The next wave of the future is 3D printing. Every day we see a new article talking about how someone somewhere has printed a machine gun, a space shuttle, or a theme park featuring real live dinosaurs. Finally we have an article that's applicable to Music Times: Researchers at the University of Connecticut are using 3D printers to make replacement parts for antique instruments.
This story is also one that involves teamwork across a variety of fields, so when they make a film version there will be an excellent montage we're sure. Robert Howe, an endocrinologist was familiar with how computers could create near exact replicas of human body parts. He was also a doctoral student of music history, so he figured why not antique instruments? Howe brought his idea to music professor Richard Bass, who reached out to Sina Shahbazmohamadi, UConn's director of 3D printing in the engineering department.
Together they've come up with several great conclusions, not just involving the creation of new pieces. The main obstacle for those looking to make new pieces is that experts rarely get the chance to consider the inner workings of antique instruments, as the owners aren't fond of letting them be cut open and basically made worthless. The UConn trio used CT scans to examine the instruments, not harming them but still allowing the team to design new parts.
One example: The trio looked at one of the original mouthpieces for a 19th century saxophone created by Adolphe Sax himself. Only three original mouthpieces are believed to still exist.

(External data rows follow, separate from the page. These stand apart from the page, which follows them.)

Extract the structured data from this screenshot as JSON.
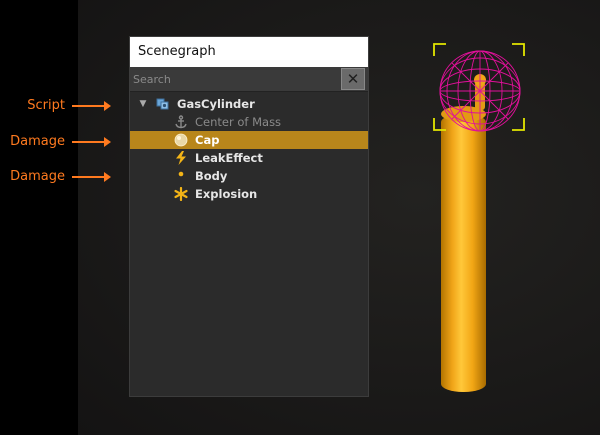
{
  "callouts": [
    {
      "label": "Script"
    },
    {
      "label": "Damage"
    },
    {
      "label": "Damage"
    }
  ],
  "panel": {
    "title": "Scenegraph",
    "search_placeholder": "Search",
    "clear_icon": "close-icon"
  },
  "tree": [
    {
      "label": "GasCylinder",
      "icon": "entity-icon",
      "expanded": true
    },
    {
      "label": "Center of Mass",
      "icon": "anchor-icon",
      "disabled": true
    },
    {
      "label": "Cap",
      "icon": "sphere-icon",
      "selected": true
    },
    {
      "label": "LeakEffect",
      "icon": "lightning-icon"
    },
    {
      "label": "Body",
      "icon": "dot-icon"
    },
    {
      "label": "Explosion",
      "icon": "burst-icon"
    }
  ],
  "colors": {
    "callout": "#ff7a1f",
    "selection": "#b8861b",
    "wireframe": "#e0109a",
    "cylinder": "#f0a418",
    "selection_bracket": "#e3e600"
  }
}
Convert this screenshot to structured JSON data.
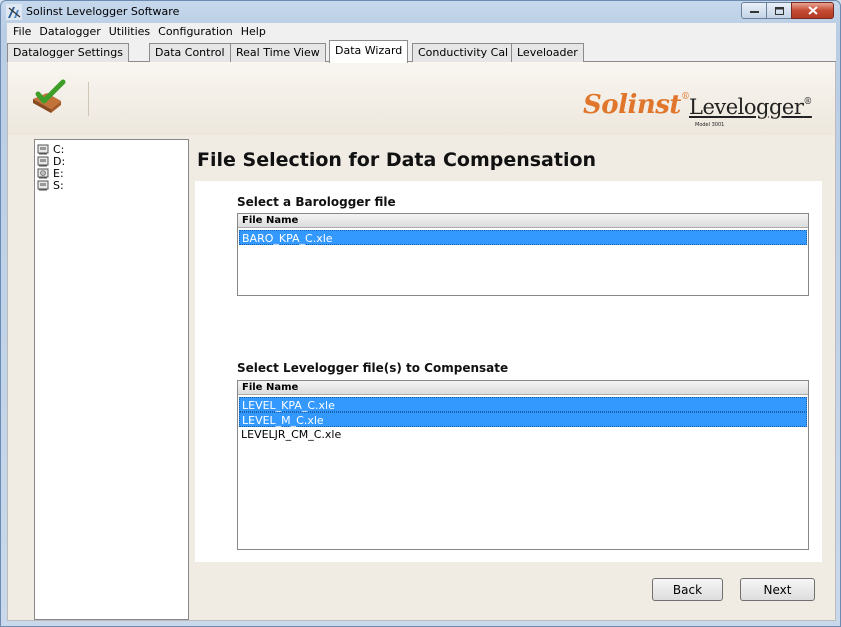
{
  "window": {
    "title": "Solinst Levelogger Software"
  },
  "menu": [
    "File",
    "Datalogger",
    "Utilities",
    "Configuration",
    "Help"
  ],
  "tabs": [
    {
      "label": "Datalogger Settings",
      "active": false
    },
    {
      "label": "Data Control",
      "active": false
    },
    {
      "label": "Real Time View",
      "active": false
    },
    {
      "label": "Data Wizard",
      "active": true
    },
    {
      "label": "Conductivity Cal",
      "active": false
    },
    {
      "label": "Leveloader",
      "active": false
    }
  ],
  "branding": {
    "solinst": "Solinst",
    "levelogger": "Levelogger",
    "model": "Model 3001",
    "solinst_color": "#e0762b"
  },
  "drives": [
    {
      "label": "C:",
      "icon": "hard-drive-icon"
    },
    {
      "label": "D:",
      "icon": "hard-drive-icon"
    },
    {
      "label": "E:",
      "icon": "cd-drive-icon"
    },
    {
      "label": "S:",
      "icon": "hard-drive-icon"
    }
  ],
  "main": {
    "title": "File Selection for Data Compensation",
    "barologger": {
      "label": "Select a Barologger file",
      "column": "File Name",
      "files": [
        {
          "name": "BARO_KPA_C.xle",
          "selected": true
        }
      ]
    },
    "levelogger": {
      "label": "Select Levelogger file(s) to Compensate",
      "column": "File Name",
      "files": [
        {
          "name": "LEVEL_KPA_C.xle",
          "selected": true
        },
        {
          "name": "LEVEL_M_C.xle",
          "selected": true
        },
        {
          "name": "LEVELJR_CM_C.xle",
          "selected": false
        }
      ]
    }
  },
  "buttons": {
    "back": "Back",
    "next": "Next"
  },
  "colors": {
    "selection": "#3399ff",
    "panel_bg": "#f0ece4"
  }
}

Duplicating them could have caused damage and replicants would have been inexact, but CT scans and 3D printing can help the likelihood that the instruments can be played again, which will also help music researchers discover what older music sounded like based on the instruments used.
Howe himself has since played a recorder dating back to 1740.